Glaisdale, near Whitby, North Yorkshire, UK

Glaisdale Village

Glaisdale is the proud winner of Village of the Year for the north of England 2002.
It's not only a beautiful place to live, it's friendly too so there was a warm welcome for the visit of the Discovery bus.


Not only is Glaisdale an incredibly picturesque place, nestled in the Esk Valley, but the sense of community is very strong as well.

This was very apparent at the Discovery Bus, where "standing room only" was the order of the day.

While eager computer learners surfed the world wide web, a string of fascinating local guests joined us at various venues around Glaisdale for our live broadcast on the Jerry Scott Show.

Tony Swift in his museum

We kicked off in the wonderful Museum of Victorian Science, run by local man Tony Swift from a 10-foot square building in his garden. The museum traces the history of electromagnetism. Visitors liken it to Frankenstein's laboratory, with old Van der Graaf generators, ticker tape machines and even a model of Marconi's first radio transmitter.

Afterwards it was time to brave the October elements with a visit to the romantically named Beggar's Bridge. And, sure enough, there is a very romantic story attached to it.

Beggars Bridge
Glaisdale's Beggars Bridge

The bridge was built in 1619 by Thomas Ferries, the son of a local moorland farmer. Margaret Hutchinson told the story of the bridge.

While courting, Thomas had to swim the River Esk to see Agnes, his intended.

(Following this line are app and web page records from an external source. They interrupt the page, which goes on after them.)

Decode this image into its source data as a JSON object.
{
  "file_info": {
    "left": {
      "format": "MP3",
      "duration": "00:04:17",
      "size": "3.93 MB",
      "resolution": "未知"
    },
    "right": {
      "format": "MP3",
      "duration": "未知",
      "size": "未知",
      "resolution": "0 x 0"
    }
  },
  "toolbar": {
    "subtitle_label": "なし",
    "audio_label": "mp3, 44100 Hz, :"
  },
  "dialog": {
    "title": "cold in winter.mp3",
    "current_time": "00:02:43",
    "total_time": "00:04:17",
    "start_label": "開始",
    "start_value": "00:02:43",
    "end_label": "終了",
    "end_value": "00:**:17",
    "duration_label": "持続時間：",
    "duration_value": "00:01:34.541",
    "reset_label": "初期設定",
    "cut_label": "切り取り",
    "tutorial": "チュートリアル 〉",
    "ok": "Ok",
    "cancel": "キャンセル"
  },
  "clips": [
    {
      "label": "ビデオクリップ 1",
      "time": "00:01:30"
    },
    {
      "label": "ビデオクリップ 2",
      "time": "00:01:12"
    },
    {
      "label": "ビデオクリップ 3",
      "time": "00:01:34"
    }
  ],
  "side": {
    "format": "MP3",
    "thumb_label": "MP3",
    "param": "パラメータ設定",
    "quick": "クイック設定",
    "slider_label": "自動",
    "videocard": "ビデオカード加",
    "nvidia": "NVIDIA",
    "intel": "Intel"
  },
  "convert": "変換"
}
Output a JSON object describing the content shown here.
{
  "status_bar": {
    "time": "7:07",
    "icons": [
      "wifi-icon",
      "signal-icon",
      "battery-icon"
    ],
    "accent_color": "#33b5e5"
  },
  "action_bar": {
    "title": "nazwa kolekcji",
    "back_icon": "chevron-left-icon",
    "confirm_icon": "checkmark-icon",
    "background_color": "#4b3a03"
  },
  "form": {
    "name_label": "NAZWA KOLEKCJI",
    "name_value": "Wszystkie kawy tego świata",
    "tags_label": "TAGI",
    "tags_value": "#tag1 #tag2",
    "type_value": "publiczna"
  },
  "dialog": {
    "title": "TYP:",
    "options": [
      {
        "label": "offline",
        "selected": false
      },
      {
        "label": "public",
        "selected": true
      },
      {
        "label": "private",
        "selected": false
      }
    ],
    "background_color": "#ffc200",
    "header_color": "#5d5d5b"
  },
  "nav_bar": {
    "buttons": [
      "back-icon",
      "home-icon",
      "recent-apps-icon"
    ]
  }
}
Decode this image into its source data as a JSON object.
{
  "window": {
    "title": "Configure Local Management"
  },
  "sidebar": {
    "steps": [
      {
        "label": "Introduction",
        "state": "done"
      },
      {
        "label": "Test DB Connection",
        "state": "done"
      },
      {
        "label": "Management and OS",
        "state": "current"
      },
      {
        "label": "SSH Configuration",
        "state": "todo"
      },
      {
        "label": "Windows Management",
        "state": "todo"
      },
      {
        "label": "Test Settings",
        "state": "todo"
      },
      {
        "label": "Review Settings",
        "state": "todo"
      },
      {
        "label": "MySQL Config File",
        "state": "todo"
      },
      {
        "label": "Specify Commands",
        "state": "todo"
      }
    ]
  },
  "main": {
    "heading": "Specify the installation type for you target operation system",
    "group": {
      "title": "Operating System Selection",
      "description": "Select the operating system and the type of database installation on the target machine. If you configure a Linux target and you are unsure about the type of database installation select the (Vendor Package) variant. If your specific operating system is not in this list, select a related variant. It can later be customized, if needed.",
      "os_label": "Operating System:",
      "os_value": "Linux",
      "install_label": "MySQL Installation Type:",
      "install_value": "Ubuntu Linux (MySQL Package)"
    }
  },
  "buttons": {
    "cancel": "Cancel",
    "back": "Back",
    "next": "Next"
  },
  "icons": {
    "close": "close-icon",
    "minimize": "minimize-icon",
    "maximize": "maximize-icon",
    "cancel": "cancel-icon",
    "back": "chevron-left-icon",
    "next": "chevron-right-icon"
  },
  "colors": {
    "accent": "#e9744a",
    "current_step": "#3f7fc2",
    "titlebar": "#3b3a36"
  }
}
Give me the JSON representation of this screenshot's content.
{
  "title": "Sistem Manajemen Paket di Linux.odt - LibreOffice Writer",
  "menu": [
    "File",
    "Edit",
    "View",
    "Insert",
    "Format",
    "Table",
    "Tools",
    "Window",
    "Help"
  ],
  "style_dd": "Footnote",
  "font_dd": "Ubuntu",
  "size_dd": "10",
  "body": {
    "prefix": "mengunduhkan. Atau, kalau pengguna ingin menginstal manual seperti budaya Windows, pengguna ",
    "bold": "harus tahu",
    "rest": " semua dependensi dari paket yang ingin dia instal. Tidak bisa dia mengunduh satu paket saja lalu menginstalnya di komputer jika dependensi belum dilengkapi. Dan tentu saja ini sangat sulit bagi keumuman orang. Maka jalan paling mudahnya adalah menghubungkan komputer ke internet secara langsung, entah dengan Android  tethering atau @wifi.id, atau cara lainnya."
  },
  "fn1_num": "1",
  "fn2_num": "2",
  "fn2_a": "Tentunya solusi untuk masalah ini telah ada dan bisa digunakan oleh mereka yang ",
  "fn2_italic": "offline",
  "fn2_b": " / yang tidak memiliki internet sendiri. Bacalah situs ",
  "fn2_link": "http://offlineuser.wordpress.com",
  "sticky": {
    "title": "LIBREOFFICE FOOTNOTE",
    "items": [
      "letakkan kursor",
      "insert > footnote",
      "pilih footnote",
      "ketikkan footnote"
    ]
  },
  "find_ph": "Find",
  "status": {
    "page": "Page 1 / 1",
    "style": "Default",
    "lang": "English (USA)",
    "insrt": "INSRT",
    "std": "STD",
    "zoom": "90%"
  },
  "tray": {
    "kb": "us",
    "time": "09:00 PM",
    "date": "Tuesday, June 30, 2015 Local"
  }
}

But her father was a well-to-do landowner who thought the poor boy was beneath his daughter. So Thomas decided to go to sea to seek his fortune. The night before his departure the river was so high he couldn't say goodbye to Agnes. He swore that on his return he would build a bridge on that very spot and he was true to his pledge.

Later on the Discovery Bus team met another local man who's used to telling stories of his own - very popular ones. Nicholas Rhea, known locally as Peter Walker, is the author of the Constable books which inspired the successful TV series "Heartbeat".

Nicholas Rhea
Colin Hazelden talks to Nicholas Rhea

Peter talked about his life as a world-renowned author and explained that it was TV bosses who chose the nearby village of Goathland to be the fictitious Aidensfield. Glaisdale, however, is more relevant to Peter's life as he was born and raised there.